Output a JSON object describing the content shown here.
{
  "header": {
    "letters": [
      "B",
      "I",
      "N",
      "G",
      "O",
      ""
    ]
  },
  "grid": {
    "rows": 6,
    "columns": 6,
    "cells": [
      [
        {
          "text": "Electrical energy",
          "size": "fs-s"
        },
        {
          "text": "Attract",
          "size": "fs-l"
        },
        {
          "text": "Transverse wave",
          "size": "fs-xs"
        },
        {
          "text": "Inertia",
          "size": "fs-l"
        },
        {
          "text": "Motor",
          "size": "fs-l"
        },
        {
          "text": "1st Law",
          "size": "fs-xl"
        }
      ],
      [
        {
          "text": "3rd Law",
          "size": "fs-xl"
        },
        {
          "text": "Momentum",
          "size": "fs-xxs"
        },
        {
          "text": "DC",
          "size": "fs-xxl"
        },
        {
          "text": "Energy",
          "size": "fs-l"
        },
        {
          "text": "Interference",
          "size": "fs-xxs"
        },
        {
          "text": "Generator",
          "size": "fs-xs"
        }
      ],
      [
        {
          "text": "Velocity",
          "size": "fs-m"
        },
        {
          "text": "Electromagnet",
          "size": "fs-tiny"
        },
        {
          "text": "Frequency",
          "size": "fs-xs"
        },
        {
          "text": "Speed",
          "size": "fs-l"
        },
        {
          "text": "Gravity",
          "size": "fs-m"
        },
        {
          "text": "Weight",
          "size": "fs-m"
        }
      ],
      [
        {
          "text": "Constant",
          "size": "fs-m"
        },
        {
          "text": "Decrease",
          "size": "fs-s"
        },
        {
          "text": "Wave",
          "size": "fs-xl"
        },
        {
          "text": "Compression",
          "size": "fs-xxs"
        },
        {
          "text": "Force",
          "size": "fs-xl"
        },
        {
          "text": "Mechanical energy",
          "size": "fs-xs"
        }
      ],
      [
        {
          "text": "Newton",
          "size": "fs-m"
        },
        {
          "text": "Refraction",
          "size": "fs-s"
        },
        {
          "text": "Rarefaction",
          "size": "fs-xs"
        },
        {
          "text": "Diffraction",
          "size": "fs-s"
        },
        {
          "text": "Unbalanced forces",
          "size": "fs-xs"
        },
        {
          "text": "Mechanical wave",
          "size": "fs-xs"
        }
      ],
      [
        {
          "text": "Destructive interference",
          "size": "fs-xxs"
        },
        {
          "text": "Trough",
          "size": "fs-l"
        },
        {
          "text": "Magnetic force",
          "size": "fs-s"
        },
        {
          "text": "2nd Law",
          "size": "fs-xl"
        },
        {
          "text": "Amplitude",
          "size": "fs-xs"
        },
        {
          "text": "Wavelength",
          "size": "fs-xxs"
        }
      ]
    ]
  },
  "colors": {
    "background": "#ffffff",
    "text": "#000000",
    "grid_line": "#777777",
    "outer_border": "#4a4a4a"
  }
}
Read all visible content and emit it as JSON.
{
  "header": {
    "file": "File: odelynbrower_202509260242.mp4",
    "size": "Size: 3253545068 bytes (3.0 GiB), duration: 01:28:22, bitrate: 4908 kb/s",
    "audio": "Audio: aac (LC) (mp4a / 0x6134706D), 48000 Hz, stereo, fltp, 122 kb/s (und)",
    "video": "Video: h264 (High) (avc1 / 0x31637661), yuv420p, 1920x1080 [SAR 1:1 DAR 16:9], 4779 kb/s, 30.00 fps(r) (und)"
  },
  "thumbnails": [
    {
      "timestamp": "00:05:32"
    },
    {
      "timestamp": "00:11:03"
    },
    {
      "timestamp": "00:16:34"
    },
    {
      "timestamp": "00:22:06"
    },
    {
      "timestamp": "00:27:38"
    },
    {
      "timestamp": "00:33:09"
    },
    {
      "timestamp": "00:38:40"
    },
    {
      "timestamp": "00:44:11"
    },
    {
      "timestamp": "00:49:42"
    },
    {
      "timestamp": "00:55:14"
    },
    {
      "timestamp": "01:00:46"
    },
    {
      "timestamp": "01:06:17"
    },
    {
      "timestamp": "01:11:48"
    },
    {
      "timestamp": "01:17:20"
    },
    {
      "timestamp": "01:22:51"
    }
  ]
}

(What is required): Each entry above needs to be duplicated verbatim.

(Exercise solution):
Output a JSON object describing the content shown here.
{
  "header": {
    "letters": [
      "B",
      "I",
      "N",
      "G",
      "O",
      ""
    ]
  },
  "grid": {
    "rows": 6,
    "columns": 6,
    "cells": [
      [
        {
          "text": "Electrical energy",
          "size": "fs-s"
        },
        {
          "text": "Attract",
          "size": "fs-l"
        },
        {
          "text": "Transverse wave",
          "size": "fs-xs"
        },
        {
          "text": "Inertia",
          "size": "fs-l"
        },
        {
          "text": "Motor",
          "size": "fs-l"
        },
        {
          "text": "1st Law",
          "size": "fs-xl"
        }
      ],
      [
        {
          "text": "3rd Law",
          "size": "fs-xl"
        },
        {
          "text": "Momentum",
          "size": "fs-xxs"
        },
        {
          "text": "DC",
          "size": "fs-xxl"
        },
        {
          "text": "Energy",
          "size": "fs-l"
        },
        {
          "text": "Interference",
          "size": "fs-xxs"
        },
        {
          "text": "Generator",
          "size": "fs-xs"
        }
      ],
      [
        {
          "text": "Velocity",
          "size": "fs-m"
        },
        {
          "text": "Electromagnet",
          "size": "fs-tiny"
        },
        {
          "text": "Frequency",
          "size": "fs-xs"
        },
        {
          "text": "Speed",
          "size": "fs-l"
        },
        {
          "text": "Gravity",
          "size": "fs-m"
        },
        {
          "text": "Weight",
          "size": "fs-m"
        }
      ],
      [
        {
          "text": "Constant",
          "size": "fs-m"
        },
        {
          "text": "Decrease",
          "size": "fs-s"
        },
        {
          "text": "Wave",
          "size": "fs-xl"
        },
        {
          "text": "Compression",
          "size": "fs-xxs"
        },
        {
          "text": "Force",
          "size": "fs-xl"
        },
        {
          "text": "Mechanical energy",
          "size": "fs-xs"
        }
      ],
      [
        {
          "text": "Newton",
          "size": "fs-m"
        },
        {
          "text": "Refraction",
          "size": "fs-s"
        },
        {
          "text": "Rarefaction",
          "size": "fs-xs"
        },
        {
          "text": "Diffraction",
          "size": "fs-s"
        },
        {
          "text": "Unbalanced forces",
          "size": "fs-xs"
        },
        {
          "text": "Mechanical wave",
          "size": "fs-xs"
        }
      ],
      [
        {
          "text": "Destructive interference",
          "size": "fs-xxs"
        },
        {
          "text": "Trough",
          "size": "fs-l"
        },
        {
          "text": "Magnetic force",
          "size": "fs-s"
        },
        {
          "text": "2nd Law",
          "size": "fs-xl"
        },
        {
          "text": "Amplitude",
          "size": "fs-xs"
        },
        {
          "text": "Wavelength",
          "size": "fs-xxs"
        }
      ]
    ]
  },
  "colors": {
    "background": "#ffffff",
    "text": "#000000",
    "grid_line": "#777777",
    "outer_border": "#4a4a4a"
  }
}
Read all visible content and emit it as JSON.
{
  "header": {
    "file": "File: odelynbrower_202509260242.mp4",
    "size": "Size: 3253545068 bytes (3.0 GiB), duration: 01:28:22, bitrate: 4908 kb/s",
    "audio": "Audio: aac (LC) (mp4a / 0x6134706D), 48000 Hz, stereo, fltp, 122 kb/s (und)",
    "video": "Video: h264 (High) (avc1 / 0x31637661), yuv420p, 1920x1080 [SAR 1:1 DAR 16:9], 4779 kb/s, 30.00 fps(r) (und)"
  },
  "thumbnails": [
    {
      "timestamp": "00:05:32"
    },
    {
      "timestamp": "00:11:03"
    },
    {
      "timestamp": "00:16:34"
    },
    {
      "timestamp": "00:22:06"
    },
    {
      "timestamp": "00:27:38"
    },
    {
      "timestamp": "00:33:09"
    },
    {
      "timestamp": "00:38:40"
    },
    {
      "timestamp": "00:44:11"
    },
    {
      "timestamp": "00:49:42"
    },
    {
      "timestamp": "00:55:14"
    },
    {
      "timestamp": "01:00:46"
    },
    {
      "timestamp": "01:06:17"
    },
    {
      "timestamp": "01:11:48"
    },
    {
      "timestamp": "01:17:20"
    },
    {
      "timestamp": "01:22:51"
    }
  ]
}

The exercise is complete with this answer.